• [Recorded information]:
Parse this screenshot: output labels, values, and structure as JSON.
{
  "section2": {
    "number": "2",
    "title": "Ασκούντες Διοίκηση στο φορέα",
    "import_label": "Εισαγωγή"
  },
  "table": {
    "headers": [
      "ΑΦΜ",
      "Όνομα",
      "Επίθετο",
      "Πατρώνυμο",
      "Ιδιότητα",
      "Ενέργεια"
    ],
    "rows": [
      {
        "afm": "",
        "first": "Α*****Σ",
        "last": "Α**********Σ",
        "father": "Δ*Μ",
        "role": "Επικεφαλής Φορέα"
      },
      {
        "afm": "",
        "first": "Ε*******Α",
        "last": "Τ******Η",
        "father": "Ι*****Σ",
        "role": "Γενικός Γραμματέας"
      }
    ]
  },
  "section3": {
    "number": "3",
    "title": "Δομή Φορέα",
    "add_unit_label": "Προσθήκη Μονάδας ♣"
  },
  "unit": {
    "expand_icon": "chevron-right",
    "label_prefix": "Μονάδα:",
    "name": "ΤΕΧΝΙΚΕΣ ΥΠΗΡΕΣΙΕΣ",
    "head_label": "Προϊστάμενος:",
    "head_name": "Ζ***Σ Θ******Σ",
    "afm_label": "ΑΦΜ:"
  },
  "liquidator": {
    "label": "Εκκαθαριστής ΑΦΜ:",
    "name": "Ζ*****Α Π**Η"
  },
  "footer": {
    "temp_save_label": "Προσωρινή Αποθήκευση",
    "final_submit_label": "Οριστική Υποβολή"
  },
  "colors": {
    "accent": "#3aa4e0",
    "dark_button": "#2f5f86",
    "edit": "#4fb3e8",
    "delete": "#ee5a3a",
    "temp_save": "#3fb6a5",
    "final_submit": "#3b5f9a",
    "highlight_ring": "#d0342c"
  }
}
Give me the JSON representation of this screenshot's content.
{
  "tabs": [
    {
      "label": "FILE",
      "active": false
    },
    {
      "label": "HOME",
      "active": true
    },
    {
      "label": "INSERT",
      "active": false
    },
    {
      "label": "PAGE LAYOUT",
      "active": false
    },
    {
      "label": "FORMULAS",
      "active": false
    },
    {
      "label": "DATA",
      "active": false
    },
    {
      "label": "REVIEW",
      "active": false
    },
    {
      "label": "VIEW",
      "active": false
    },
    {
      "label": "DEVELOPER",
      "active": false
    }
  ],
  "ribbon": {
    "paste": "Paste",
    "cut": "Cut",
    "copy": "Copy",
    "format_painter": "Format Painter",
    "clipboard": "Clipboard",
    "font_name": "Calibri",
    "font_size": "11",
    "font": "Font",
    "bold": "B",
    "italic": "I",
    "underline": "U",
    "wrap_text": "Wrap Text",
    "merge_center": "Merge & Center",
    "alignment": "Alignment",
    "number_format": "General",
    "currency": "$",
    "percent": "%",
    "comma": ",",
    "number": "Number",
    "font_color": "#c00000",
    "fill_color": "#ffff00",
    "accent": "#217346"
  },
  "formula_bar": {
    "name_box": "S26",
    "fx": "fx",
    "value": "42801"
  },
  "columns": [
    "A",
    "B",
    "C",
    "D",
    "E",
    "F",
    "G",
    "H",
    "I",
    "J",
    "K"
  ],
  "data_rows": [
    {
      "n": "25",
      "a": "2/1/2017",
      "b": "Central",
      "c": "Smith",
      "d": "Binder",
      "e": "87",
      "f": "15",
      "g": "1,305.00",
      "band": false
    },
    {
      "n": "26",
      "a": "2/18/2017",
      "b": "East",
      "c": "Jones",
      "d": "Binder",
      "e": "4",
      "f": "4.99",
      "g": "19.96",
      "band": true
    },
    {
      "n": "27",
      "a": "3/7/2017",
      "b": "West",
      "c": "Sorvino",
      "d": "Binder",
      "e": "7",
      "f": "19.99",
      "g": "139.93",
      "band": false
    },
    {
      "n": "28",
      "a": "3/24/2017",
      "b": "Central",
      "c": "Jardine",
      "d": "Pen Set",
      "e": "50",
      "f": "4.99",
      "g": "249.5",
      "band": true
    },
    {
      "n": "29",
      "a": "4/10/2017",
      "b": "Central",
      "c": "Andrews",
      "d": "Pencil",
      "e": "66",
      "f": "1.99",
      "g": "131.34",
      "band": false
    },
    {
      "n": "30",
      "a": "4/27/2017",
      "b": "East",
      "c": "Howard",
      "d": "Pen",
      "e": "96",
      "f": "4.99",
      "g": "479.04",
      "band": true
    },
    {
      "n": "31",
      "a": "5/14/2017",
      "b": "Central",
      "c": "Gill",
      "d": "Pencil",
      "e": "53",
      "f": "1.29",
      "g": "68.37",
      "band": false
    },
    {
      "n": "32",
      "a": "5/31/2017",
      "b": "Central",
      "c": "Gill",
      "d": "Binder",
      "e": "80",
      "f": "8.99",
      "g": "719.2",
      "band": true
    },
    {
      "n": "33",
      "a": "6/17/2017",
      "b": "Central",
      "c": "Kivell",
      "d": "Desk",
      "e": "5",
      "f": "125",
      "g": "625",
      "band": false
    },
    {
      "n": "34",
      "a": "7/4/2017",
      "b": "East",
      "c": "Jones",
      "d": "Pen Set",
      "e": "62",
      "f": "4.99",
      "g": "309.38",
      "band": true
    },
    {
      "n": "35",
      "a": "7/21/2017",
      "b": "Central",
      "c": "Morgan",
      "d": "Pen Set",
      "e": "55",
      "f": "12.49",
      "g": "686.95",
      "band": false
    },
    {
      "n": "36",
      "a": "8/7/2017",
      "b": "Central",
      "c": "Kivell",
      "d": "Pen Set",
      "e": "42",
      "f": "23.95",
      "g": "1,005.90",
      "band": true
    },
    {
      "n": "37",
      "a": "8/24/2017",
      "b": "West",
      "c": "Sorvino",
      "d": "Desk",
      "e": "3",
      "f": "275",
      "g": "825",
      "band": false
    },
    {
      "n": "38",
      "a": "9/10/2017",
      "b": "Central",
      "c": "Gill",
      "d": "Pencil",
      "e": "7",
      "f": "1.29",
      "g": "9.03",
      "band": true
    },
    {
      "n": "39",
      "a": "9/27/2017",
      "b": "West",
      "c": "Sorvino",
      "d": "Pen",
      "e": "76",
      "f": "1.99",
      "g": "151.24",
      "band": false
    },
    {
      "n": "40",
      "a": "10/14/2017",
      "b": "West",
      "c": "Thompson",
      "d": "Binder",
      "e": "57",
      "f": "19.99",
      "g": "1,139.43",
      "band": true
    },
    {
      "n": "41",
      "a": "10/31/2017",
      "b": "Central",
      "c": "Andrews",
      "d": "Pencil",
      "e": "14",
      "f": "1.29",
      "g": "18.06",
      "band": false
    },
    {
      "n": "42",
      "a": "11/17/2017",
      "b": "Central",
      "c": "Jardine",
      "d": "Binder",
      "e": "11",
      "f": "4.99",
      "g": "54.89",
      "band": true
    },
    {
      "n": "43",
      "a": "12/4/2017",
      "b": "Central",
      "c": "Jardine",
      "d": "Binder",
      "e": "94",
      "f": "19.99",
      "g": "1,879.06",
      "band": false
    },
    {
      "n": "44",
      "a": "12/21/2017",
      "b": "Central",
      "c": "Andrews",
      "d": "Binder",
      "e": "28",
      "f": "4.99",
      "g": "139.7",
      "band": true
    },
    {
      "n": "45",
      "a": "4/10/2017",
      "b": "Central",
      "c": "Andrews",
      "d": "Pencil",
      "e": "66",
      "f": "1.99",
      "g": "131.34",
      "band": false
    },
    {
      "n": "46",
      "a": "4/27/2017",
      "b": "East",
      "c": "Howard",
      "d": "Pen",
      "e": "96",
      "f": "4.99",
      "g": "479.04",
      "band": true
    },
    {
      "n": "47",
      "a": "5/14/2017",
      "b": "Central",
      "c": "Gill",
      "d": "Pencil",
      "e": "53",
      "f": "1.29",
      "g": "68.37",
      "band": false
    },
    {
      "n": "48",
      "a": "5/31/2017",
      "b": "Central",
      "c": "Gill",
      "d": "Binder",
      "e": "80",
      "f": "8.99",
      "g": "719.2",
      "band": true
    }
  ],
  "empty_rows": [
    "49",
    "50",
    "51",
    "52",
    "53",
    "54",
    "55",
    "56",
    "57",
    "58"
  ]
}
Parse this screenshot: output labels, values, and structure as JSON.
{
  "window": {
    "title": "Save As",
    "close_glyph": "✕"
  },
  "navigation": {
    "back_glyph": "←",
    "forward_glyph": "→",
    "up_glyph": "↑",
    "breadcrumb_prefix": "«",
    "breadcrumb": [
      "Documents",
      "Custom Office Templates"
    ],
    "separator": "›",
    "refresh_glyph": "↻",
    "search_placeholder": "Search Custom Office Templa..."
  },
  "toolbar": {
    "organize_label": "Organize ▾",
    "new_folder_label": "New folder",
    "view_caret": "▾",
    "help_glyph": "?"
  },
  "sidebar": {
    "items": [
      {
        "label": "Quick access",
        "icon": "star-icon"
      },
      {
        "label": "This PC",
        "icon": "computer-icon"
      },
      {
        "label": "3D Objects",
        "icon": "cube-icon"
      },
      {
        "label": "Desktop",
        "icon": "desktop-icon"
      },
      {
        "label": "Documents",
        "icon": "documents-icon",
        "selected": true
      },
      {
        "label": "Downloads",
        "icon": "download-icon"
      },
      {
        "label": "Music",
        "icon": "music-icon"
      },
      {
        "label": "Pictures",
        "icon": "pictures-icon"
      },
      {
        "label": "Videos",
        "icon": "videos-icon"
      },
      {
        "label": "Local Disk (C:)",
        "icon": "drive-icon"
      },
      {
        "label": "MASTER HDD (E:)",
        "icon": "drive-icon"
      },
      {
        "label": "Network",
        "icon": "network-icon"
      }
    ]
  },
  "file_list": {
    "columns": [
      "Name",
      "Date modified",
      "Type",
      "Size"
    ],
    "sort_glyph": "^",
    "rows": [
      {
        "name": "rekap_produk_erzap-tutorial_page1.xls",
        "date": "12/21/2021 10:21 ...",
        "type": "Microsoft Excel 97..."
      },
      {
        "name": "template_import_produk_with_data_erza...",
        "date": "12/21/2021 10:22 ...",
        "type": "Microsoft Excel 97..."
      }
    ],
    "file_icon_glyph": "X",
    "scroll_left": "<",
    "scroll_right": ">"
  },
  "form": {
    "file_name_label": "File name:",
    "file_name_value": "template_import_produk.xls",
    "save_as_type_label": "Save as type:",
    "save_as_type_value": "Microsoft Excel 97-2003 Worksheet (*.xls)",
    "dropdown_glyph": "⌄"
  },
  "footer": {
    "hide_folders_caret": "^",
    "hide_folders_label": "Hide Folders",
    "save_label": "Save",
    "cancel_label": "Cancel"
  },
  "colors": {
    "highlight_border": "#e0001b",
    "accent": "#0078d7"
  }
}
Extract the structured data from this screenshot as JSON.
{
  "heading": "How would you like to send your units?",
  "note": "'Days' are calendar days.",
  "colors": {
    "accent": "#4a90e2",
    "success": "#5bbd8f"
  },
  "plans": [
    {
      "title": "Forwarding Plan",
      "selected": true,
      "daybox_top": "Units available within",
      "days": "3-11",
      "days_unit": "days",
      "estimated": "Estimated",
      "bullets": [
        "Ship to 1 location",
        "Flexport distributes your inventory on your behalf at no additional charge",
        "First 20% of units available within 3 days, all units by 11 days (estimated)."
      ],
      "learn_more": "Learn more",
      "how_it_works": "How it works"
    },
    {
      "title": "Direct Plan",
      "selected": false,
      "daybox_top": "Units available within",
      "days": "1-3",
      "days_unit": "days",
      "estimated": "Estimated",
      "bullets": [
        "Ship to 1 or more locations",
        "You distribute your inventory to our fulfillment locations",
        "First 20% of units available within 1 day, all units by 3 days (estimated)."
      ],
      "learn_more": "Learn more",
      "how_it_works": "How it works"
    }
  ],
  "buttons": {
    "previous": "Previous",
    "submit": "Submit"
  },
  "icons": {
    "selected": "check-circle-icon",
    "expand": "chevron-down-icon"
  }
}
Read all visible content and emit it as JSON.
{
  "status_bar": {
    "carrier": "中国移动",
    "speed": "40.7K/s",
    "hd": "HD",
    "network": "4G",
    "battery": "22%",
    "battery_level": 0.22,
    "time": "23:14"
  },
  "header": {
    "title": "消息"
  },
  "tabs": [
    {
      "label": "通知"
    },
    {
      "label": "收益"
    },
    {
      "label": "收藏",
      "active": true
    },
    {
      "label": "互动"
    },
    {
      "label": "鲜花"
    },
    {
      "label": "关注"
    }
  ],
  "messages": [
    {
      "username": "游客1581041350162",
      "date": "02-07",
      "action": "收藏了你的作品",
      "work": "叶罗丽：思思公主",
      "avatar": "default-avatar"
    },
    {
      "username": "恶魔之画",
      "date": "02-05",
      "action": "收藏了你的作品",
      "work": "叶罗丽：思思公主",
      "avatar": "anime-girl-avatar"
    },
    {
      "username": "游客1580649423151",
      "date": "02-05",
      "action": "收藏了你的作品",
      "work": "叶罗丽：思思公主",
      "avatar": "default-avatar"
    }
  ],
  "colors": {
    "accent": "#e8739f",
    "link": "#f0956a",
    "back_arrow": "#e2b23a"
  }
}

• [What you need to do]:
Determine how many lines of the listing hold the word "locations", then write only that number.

• [Exercise output]:
2